[SUPPLIED MATERIAL Boundary: Start]

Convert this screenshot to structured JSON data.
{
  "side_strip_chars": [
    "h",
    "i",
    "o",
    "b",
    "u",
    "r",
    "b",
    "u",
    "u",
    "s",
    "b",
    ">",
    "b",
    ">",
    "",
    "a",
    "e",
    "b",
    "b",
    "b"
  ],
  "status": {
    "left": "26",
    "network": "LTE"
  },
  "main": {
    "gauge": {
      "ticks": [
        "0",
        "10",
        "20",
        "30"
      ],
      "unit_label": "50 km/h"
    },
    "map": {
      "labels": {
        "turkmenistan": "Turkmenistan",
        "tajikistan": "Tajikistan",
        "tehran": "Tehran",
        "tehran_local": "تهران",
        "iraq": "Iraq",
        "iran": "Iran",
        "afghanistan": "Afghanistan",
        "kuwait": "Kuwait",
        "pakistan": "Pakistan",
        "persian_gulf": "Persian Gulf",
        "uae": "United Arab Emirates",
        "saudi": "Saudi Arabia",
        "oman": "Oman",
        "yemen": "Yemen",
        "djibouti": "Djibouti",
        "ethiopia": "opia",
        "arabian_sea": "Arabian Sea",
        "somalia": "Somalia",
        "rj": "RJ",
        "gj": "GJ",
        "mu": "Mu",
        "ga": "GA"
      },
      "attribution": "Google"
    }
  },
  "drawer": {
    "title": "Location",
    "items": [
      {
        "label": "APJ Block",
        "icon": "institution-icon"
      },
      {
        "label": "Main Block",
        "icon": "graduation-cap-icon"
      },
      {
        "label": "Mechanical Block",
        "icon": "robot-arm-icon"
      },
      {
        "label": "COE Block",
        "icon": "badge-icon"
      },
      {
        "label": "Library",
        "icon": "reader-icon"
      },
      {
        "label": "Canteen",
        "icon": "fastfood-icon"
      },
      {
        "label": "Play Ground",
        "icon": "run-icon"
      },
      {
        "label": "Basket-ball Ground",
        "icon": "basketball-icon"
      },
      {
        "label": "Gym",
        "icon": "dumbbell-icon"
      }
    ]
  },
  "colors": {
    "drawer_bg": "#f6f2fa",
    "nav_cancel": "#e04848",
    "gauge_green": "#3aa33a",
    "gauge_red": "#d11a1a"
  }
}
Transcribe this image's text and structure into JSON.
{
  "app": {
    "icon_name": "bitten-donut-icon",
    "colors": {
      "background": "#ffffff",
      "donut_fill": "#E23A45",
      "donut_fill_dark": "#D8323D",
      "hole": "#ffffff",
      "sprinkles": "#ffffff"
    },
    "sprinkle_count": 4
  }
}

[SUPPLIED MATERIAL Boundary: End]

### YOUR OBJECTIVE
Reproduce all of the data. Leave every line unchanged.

### RESULT
Convert this screenshot to structured JSON data.
{
  "side_strip_chars": [
    "h",
    "i",
    "o",
    "b",
    "u",
    "r",
    "b",
    "u",
    "u",
    "s",
    "b",
    ">",
    "b",
    ">",
    "",
    "a",
    "e",
    "b",
    "b",
    "b"
  ],
  "status": {
    "left": "26",
    "network": "LTE"
  },
  "main": {
    "gauge": {
      "ticks": [
        "0",
        "10",
        "20",
        "30"
      ],
      "unit_label": "50 km/h"
    },
    "map": {
      "labels": {
        "turkmenistan": "Turkmenistan",
        "tajikistan": "Tajikistan",
        "tehran": "Tehran",
        "tehran_local": "تهران",
        "iraq": "Iraq",
        "iran": "Iran",
        "afghanistan": "Afghanistan",
        "kuwait": "Kuwait",
        "pakistan": "Pakistan",
        "persian_gulf": "Persian Gulf",
        "uae": "United Arab Emirates",
        "saudi": "Saudi Arabia",
        "oman": "Oman",
        "yemen": "Yemen",
        "djibouti": "Djibouti",
        "ethiopia": "opia",
        "arabian_sea": "Arabian Sea",
        "somalia": "Somalia",
        "rj": "RJ",
        "gj": "GJ",
        "mu": "Mu",
        "ga": "GA"
      },
      "attribution": "Google"
    }
  },
  "drawer": {
    "title": "Location",
    "items": [
      {
        "label": "APJ Block",
        "icon": "institution-icon"
      },
      {
        "label": "Main Block",
        "icon": "graduation-cap-icon"
      },
      {
        "label": "Mechanical Block",
        "icon": "robot-arm-icon"
      },
      {
        "label": "COE Block",
        "icon": "badge-icon"
      },
      {
        "label": "Library",
        "icon": "reader-icon"
      },
      {
        "label": "Canteen",
        "icon": "fastfood-icon"
      },
      {
        "label": "Play Ground",
        "icon": "run-icon"
      },
      {
        "label": "Basket-ball Ground",
        "icon": "basketball-icon"
      },
      {
        "label": "Gym",
        "icon": "dumbbell-icon"
      }
    ]
  },
  "colors": {
    "drawer_bg": "#f6f2fa",
    "nav_cancel": "#e04848",
    "gauge_green": "#3aa33a",
    "gauge_red": "#d11a1a"
  }
}
Transcribe this image's text and structure into JSON.
{
  "app": {
    "icon_name": "bitten-donut-icon",
    "colors": {
      "background": "#ffffff",
      "donut_fill": "#E23A45",
      "donut_fill_dark": "#D8323D",
      "hole": "#ffffff",
      "sprinkles": "#ffffff"
    },
    "sprinkle_count": 4
  }
}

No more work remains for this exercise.